Smyrna, suggesting "bitter," is associated with the word myrrh and pictures the persecuted church of the second and third centuries under the pagan empire of Rome. According to church history, as many as five million Christians may have been martyred for their faith during this period. Rather than place a pinch incense on the altar and claim allegiance to Rome, they were willing to face losing their earthly possessions as well as their lives.
If we are faithful unto death, we are assured a crown of life. We can be confident as overcomers that the second death will not have any power over us.
Pergamos, denoting "elevated," or "thoroughly married," prefigures the worldly church that began with Constantine and extended to the seventh century. Many view Satan’s seat or throne (Rev. 2:13) as a reference to Pergamos being the center of Caesar worship. Yet there were many in this assembly who remained faithful to the Lord and hadn’t denied the faith.
The doctrine of Balaam has to do with the danger of compromise. Some in this church were tolerating sin in their very midst! Whenever the believer is involved with the world, he is in danger of spiritual adultery.
As triumphant believers, we are promised a threefold encouragement: (1) we will be given to eat of the hidden manna; (2) we will be furnished a white stone; and, (3) we will be granted a new name written in that stone.

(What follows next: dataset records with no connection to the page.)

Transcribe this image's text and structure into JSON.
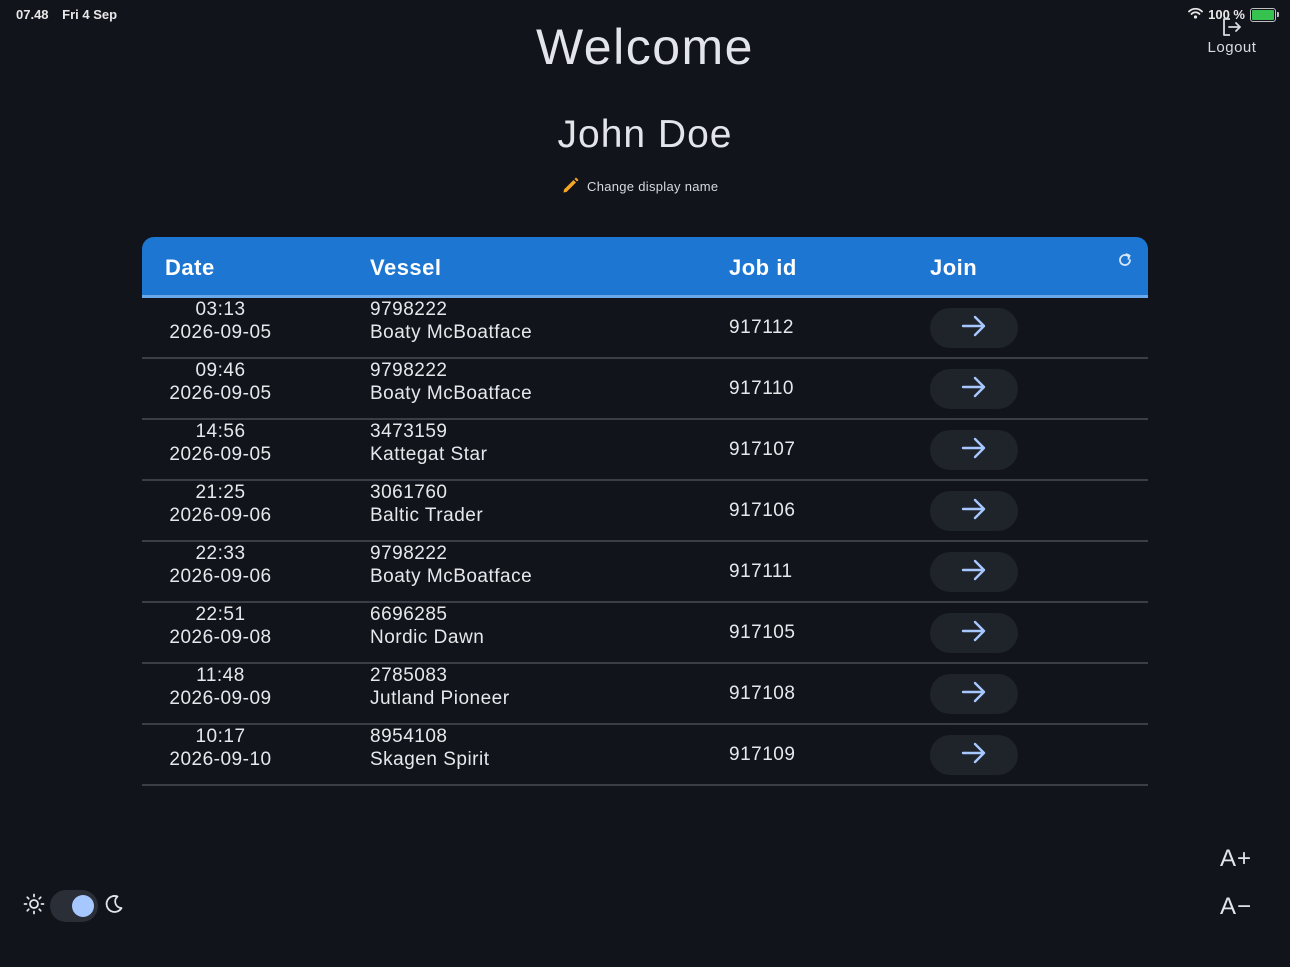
{
  "status_bar": {
    "time": "07.48",
    "date": "Fri 4 Sep",
    "battery": "100 %"
  },
  "header": {
    "welcome": "Welcome",
    "user_name": "John Doe",
    "change_name_label": "Change display name",
    "logout_label": "Logout"
  },
  "table": {
    "columns": {
      "date": "Date",
      "vessel": "Vessel",
      "job_id": "Job id",
      "join": "Join"
    },
    "rows": [
      {
        "time": "03:13",
        "date": "2026-09-05",
        "imo": "9798222",
        "vessel": "Boaty McBoatface",
        "job_id": "917112"
      },
      {
        "time": "09:46",
        "date": "2026-09-05",
        "imo": "9798222",
        "vessel": "Boaty McBoatface",
        "job_id": "917110"
      },
      {
        "time": "14:56",
        "date": "2026-09-05",
        "imo": "3473159",
        "vessel": "Kattegat Star",
        "job_id": "917107"
      },
      {
        "time": "21:25",
        "date": "2026-09-06",
        "imo": "3061760",
        "vessel": "Baltic Trader",
        "job_id": "917106"
      },
      {
        "time": "22:33",
        "date": "2026-09-06",
        "imo": "9798222",
        "vessel": "Boaty McBoatface",
        "job_id": "917111"
      },
      {
        "time": "22:51",
        "date": "2026-09-08",
        "imo": "6696285",
        "vessel": "Nordic Dawn",
        "job_id": "917105"
      },
      {
        "time": "11:48",
        "date": "2026-09-09",
        "imo": "2785083",
        "vessel": "Jutland Pioneer",
        "job_id": "917108"
      },
      {
        "time": "10:17",
        "date": "2026-09-10",
        "imo": "8954108",
        "vessel": "Skagen Spirit",
        "job_id": "917109"
      }
    ]
  },
  "controls": {
    "font_increase": "A+",
    "font_decrease": "A−",
    "theme": "dark"
  },
  "colors": {
    "background": "#11141a",
    "header_blue": "#1c76d2",
    "accent": "#a7c8ff",
    "edit_icon": "#f5a623"
  }
}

Thyatira, signifying "continual sacrifice," foreshadows the Papal Church of the Middle Ages. In the letter to Pergamos we note the rise of the papacy, while in the Thyatiran assembly we recognize the height of popedom.